August 30, 2014

In the Internet age, people don’t need to leave their homes in order to access near limitless choices of entertainment. Although convenient for consumers, this cultural shift has sent attendance at many theaters and symphonies across the country on a downward spiral. But it’s not just highbrow pursuits that have seen a drop in public interest. In fact, circuses are in such a dire state that industry insiders fear their decline will lead to a nationwide decline in the number of professional clowns.

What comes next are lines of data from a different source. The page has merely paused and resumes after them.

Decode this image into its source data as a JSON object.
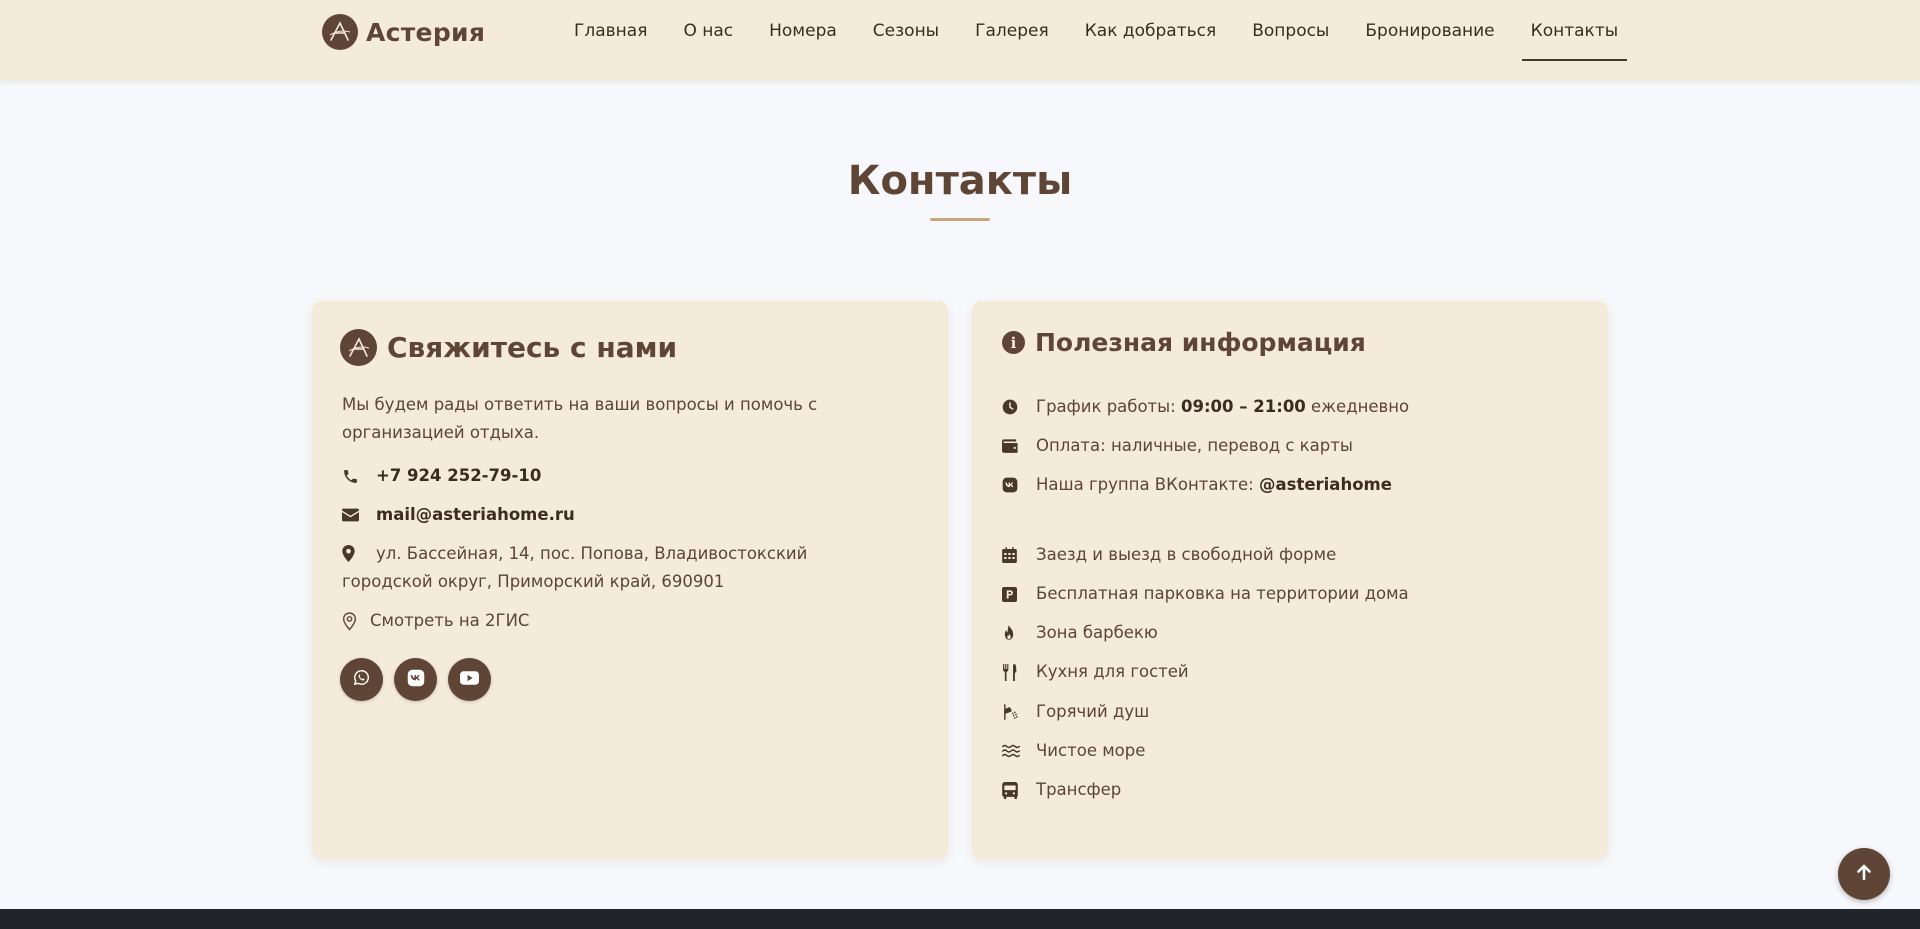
{
  "brand": {
    "name": "Астерия"
  },
  "nav": {
    "items": [
      "Главная",
      "О нас",
      "Номера",
      "Сезоны",
      "Галерея",
      "Как добраться",
      "Вопросы",
      "Бронирование",
      "Контакты"
    ],
    "active": "Контакты"
  },
  "page": {
    "title": "Контакты"
  },
  "contact": {
    "heading": "Свяжитесь с нами",
    "intro": "Мы будем рады ответить на ваши вопросы и помочь с организацией отдыха.",
    "phone": "+7 924 252-79-10",
    "email": "mail@asteriahome.ru",
    "address": "ул. Бассейная, 14, пос. Попова, Владивостокский городской округ, Приморский край, 690901",
    "map_link": "Смотреть на 2ГИС",
    "social": [
      "whatsapp-icon",
      "vk-icon",
      "youtube-icon"
    ]
  },
  "info": {
    "heading": "Полезная информация",
    "hours_label": "График работы: ",
    "hours_value": "09:00 – 21:00",
    "hours_suffix": " ежедневно",
    "payment": "Оплата: наличные, перевод с карты",
    "vk_label": "Наша группа ВКонтакте: ",
    "vk_handle": "@asteriahome",
    "features": [
      "Заезд и выезд в свободной форме",
      "Бесплатная парковка на территории дома",
      "Зона барбекю",
      "Кухня для гостей",
      "Горячий душ",
      "Чистое море",
      "Трансфер"
    ]
  },
  "colors": {
    "header_bg": "#f5ebdb",
    "card_bg": "#f5ebdb",
    "accent": "#5e4535",
    "title_rule": "#c9a57e",
    "page_bg": "#f7f8fb",
    "footer": "#212529"
  }
}
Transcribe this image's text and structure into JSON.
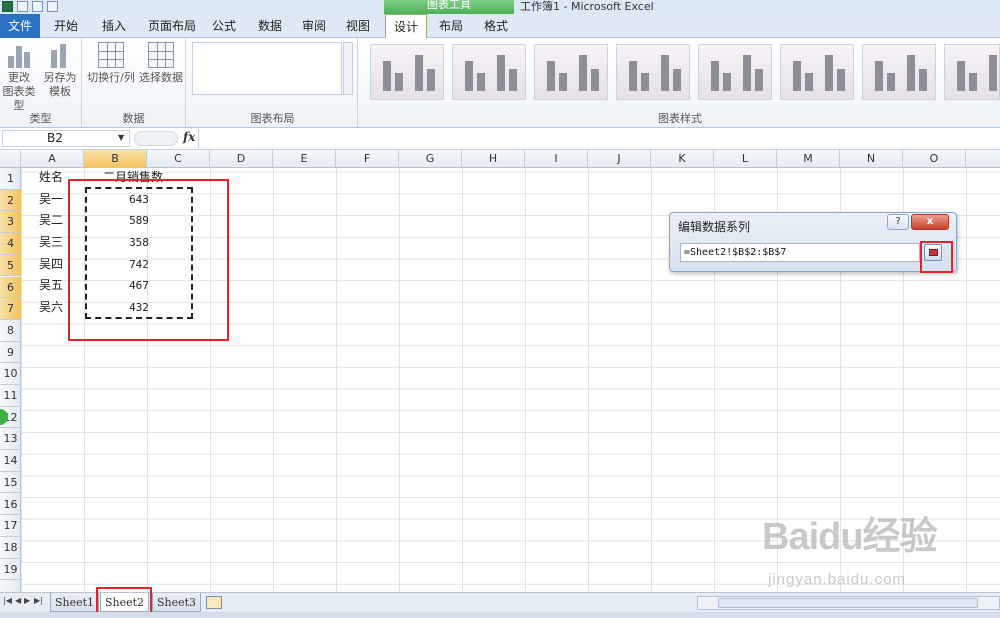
{
  "app": {
    "title": "工作簿1 - Microsoft Excel",
    "context_tab_group": "图表工具"
  },
  "ribbon": {
    "tabs": [
      {
        "label": "文件"
      },
      {
        "label": "开始"
      },
      {
        "label": "插入"
      },
      {
        "label": "页面布局"
      },
      {
        "label": "公式"
      },
      {
        "label": "数据"
      },
      {
        "label": "审阅"
      },
      {
        "label": "视图"
      },
      {
        "label": "设计"
      },
      {
        "label": "布局"
      },
      {
        "label": "格式"
      }
    ],
    "active_tab": "设计",
    "groups": {
      "type": {
        "label": "类型",
        "change_chart_type": "更改\n图表类型",
        "save_as_template": "另存为\n模板"
      },
      "data": {
        "label": "数据",
        "switch_row_col": "切换行/列",
        "select_data": "选择数据"
      },
      "layouts": {
        "label": "图表布局"
      },
      "styles": {
        "label": "图表样式"
      }
    }
  },
  "formula_bar": {
    "name_box": "B2",
    "fx_label": "fx",
    "formula": ""
  },
  "sheet": {
    "columns": [
      "A",
      "B",
      "C",
      "D",
      "E",
      "F",
      "G",
      "H",
      "I",
      "J",
      "K",
      "L",
      "M",
      "N",
      "O"
    ],
    "selected_column": "B",
    "rows": [
      "1",
      "2",
      "3",
      "4",
      "5",
      "6",
      "7",
      "8",
      "9",
      "10",
      "11",
      "12",
      "13",
      "14",
      "15",
      "16",
      "17",
      "18",
      "19"
    ],
    "cells": {
      "A1": "姓名",
      "B1": "二月销售数",
      "A2": "吴一",
      "B2": "643",
      "A3": "吴二",
      "B3": "589",
      "A4": "吴三",
      "B4": "358",
      "A5": "吴四",
      "B5": "742",
      "A6": "吴五",
      "B6": "467",
      "A7": "吴六",
      "B7": "432"
    }
  },
  "dialog": {
    "title": "编辑数据系列",
    "help_label": "?",
    "close_label": "x",
    "series_value": "=Sheet2!$B$2:$B$7"
  },
  "sheet_tabs": {
    "tabs": [
      "Sheet1",
      "Sheet2",
      "Sheet3"
    ],
    "active": "Sheet2"
  },
  "watermark": {
    "logo": "Baidu经验",
    "site": "jingyan.baidu.com"
  },
  "colors": {
    "highlight_red": "#e0242a",
    "file_tab_blue": "#2b70c2",
    "context_green": "#4fae55",
    "selected_header": "#f1c25f"
  }
}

Membership in the World Clown Association has dropped from about 3,500 individuals in 2004 to 2,500 today. According to leaders at the trade group, the decline in circus attendance, a fading interest in the art of clowning, and an aging workforce have taken their toll over the years. Most of the association’s members are over 40, and efforts to recruit younger clowns have yielded little reward. According to Glen Kohlberger, president of Clowns of America International, many people who take up clowning don’t start early enough to pursue the craft as a professional career. “What happens is they go on to high school and college and clowning isn’t cool anymore,” Kohlberger said. “Clowning is then put on the back burner until their late 40s and early 50s.”

Compared to other entertainers, clowns can earn a reasonable and consistent living. With fewer clowns competing for gigs, a clown working around New York City can bring in $300 from a child’s birthday party. Touring gigs with big tops like Ringling Bros. and Barnum & Bailey Circus can provide lifelong employment. However, securing a position at one of the major touring companies isn’t as easy as booking birthday parties. With so few circuses operating today, Ringling Bros. and other outfits can afford to be picky. For instance, Ringling only accepted 11 people into its prestigious clown college out of 531 applicants. All told, the circus keeps a roster of just 26 clowns for its three touring productions. The next generation of Bozos will certainly need more opportunities than that if clowning is ever going to attract more interest.



  1. Why have younger Americans failed to embrace the “art of clowning?”
  1. Can we expect live entertainment such as circuses to decline in the future?


Source: Natalie Musumeci, “National Clown Shortage May Be Approaching, Trade Organizations Fear,” New York Daily News, February 17, 2014. Photo by Philippe Rouzet.